Dubnow states that the Jewish people in the first Biblical half of its history "finally attained to so high a degree of spiritual perfection and fertility that the creation of a new religious theory of life, which eventually gained universal supremacy, neither exhausted its resources nor ended its activity." In its second "lackland" half the Jews were "a people accepting misery and hardship with stoic calm, combining the characteristics of the thinker with those of the sufferer, and eking out existence under conditions which no other nation has found adequate." For this people "the epithet 'peculiar' has been conceded" and Jewish history "presents a phenomenon of undeniable uniqueness."
In a short article, Dubnow presented a memorable portrait of historical depth, and its presence in contemporary life:
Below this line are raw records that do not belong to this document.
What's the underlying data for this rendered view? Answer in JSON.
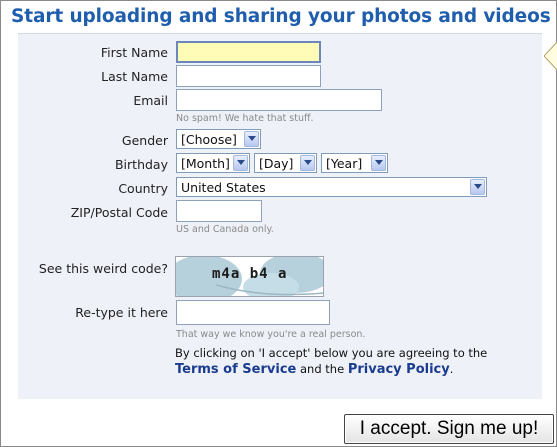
{
  "heading": "Start uploading and sharing your photos and videos",
  "form": {
    "first_name": {
      "label": "First Name",
      "value": ""
    },
    "last_name": {
      "label": "Last Name",
      "value": ""
    },
    "email": {
      "label": "Email",
      "value": "",
      "hint": "No spam! We hate that stuff."
    },
    "gender": {
      "label": "Gender",
      "selected": "[Choose]"
    },
    "birthday": {
      "label": "Birthday",
      "month": "[Month]",
      "day": "[Day]",
      "year": "[Year]"
    },
    "country": {
      "label": "Country",
      "selected": "United States"
    },
    "zip": {
      "label": "ZIP/Postal Code",
      "value": "",
      "hint": "US and Canada only."
    },
    "captcha": {
      "label": "See this weird code?",
      "code_display": "m4a b4 a"
    },
    "retype": {
      "label": "Re-type it here",
      "value": "",
      "hint": "That way we know you're a real person."
    }
  },
  "agreement": {
    "text": "By clicking on 'I accept' below you are agreeing to the",
    "tos_link": "Terms of Service",
    "and_text": "and the",
    "privacy_link": "Privacy Policy",
    "period": "."
  },
  "submit_label": "I accept. Sign me up!",
  "colors": {
    "heading": "#1f5dad",
    "panel_bg": "#eef1f7",
    "focused_input_bg": "#fffcb8",
    "link": "#1a3c8e"
  },
  "icons": {
    "dropdown": "chevron-down-icon",
    "panel_pointer": "arrow-left-icon"
  }
}
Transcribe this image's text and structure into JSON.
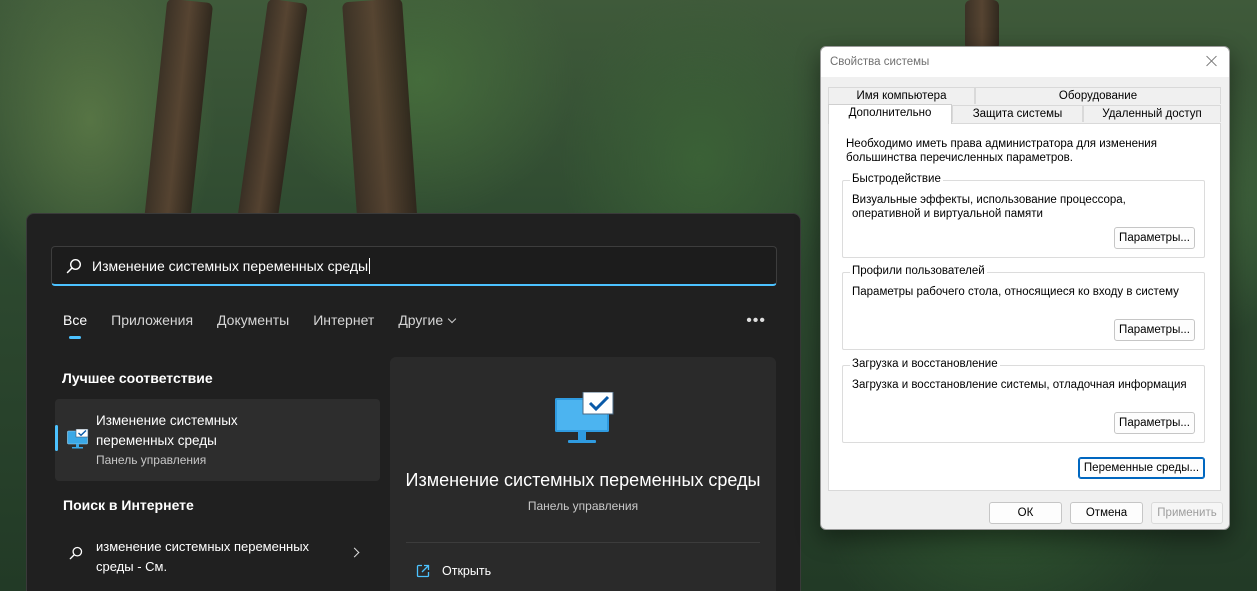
{
  "search_panel": {
    "query": "Изменение системных переменных среды",
    "filters": [
      {
        "label": "Все",
        "active": true
      },
      {
        "label": "Приложения",
        "active": false
      },
      {
        "label": "Документы",
        "active": false
      },
      {
        "label": "Интернет",
        "active": false
      },
      {
        "label": "Другие",
        "active": false
      }
    ],
    "more_label": "•••",
    "best_match_heading": "Лучшее соответствие",
    "best_match": {
      "title": "Изменение системных переменных среды",
      "subtitle": "Панель управления",
      "icon": "monitor-check-icon"
    },
    "web_heading": "Поиск в Интернете",
    "web_result": {
      "text": "изменение системных переменных среды - См.",
      "icon": "search-icon"
    },
    "detail": {
      "title": "Изменение системных переменных среды",
      "subtitle": "Панель управления",
      "actions": [
        {
          "label": "Открыть",
          "icon": "open-external-icon"
        }
      ]
    },
    "accent_color": "#4cc2ff"
  },
  "dialog": {
    "title": "Свойства системы",
    "tabs_row1": [
      "Имя компьютера",
      "Оборудование"
    ],
    "tabs_row2": [
      "Дополнительно",
      "Защита системы",
      "Удаленный доступ"
    ],
    "selected_tab": "Дополнительно",
    "intro": "Необходимо иметь права администратора для изменения большинства перечисленных параметров.",
    "groups": [
      {
        "legend": "Быстродействие",
        "description": "Визуальные эффекты, использование процессора, оперативной и виртуальной памяти",
        "button": "Параметры..."
      },
      {
        "legend": "Профили пользователей",
        "description": "Параметры рабочего стола, относящиеся ко входу в систему",
        "button": "Параметры..."
      },
      {
        "legend": "Загрузка и восстановление",
        "description": "Загрузка и восстановление системы, отладочная информация",
        "button": "Параметры..."
      }
    ],
    "env_button": "Переменные среды...",
    "ok": "ОК",
    "cancel": "Отмена",
    "apply": "Применить"
  }
}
"Every generation in Israel carries within itself the remnants of worlds created and destroyed during the course of the previous history of the Jewish people. The generation, in turn, builds and destroys worlds in its form and image, but in the long run continues to weave the thread that binds all the links of the nation into the chain of generations. ... Thus each generation in Israel is more the product of history than it is its creator. ... We, the people of Israel living today, continue the long thread that stretches from the days of Hammurabi and Abraham to the modern period. ... We see further that during the course of thousands of years the nations of the world have borrowed from our spiritual storehouse and added to their own without depleting the source. ... The Jewish people goes its own way, attracting and repelling, beating out for itself a unique path among the routes of the nations of the world... ."
Another writer of Jewish history although from a younger generation, Lucy Dawidowicz, summarizes the personal evolution and resulting weltanschauung of Simon Dubnow:
"Early in his intellectual life, Dubnow turned to history and in the study and writing of Jewish history he found the surrogate for Judaism, the modern means by which he could identify as a Jew, which would give him inner satisfaction and keep him part of the Jewish community. ... Even in his pioneering studies of hasidism, Dubnow's rationalism shines through. ... Yet despite his rationalism, despite his modernity, Dubnow believed in a mystic force--the Jewish will to live."
Dubnow himself adombrates his own philosophical and religious understanding. "I am agnostic in religion and in philosophy... . I myself have lost faith in personal immortality, yet history teaches me that there is a collective immortality and that the Jewish people can be considered as relatively eternal for its history coincides with the full span of world history." "Dubnow with his profound historical approach, weaves into his automomist theories all the strands of Jewish past, present and future."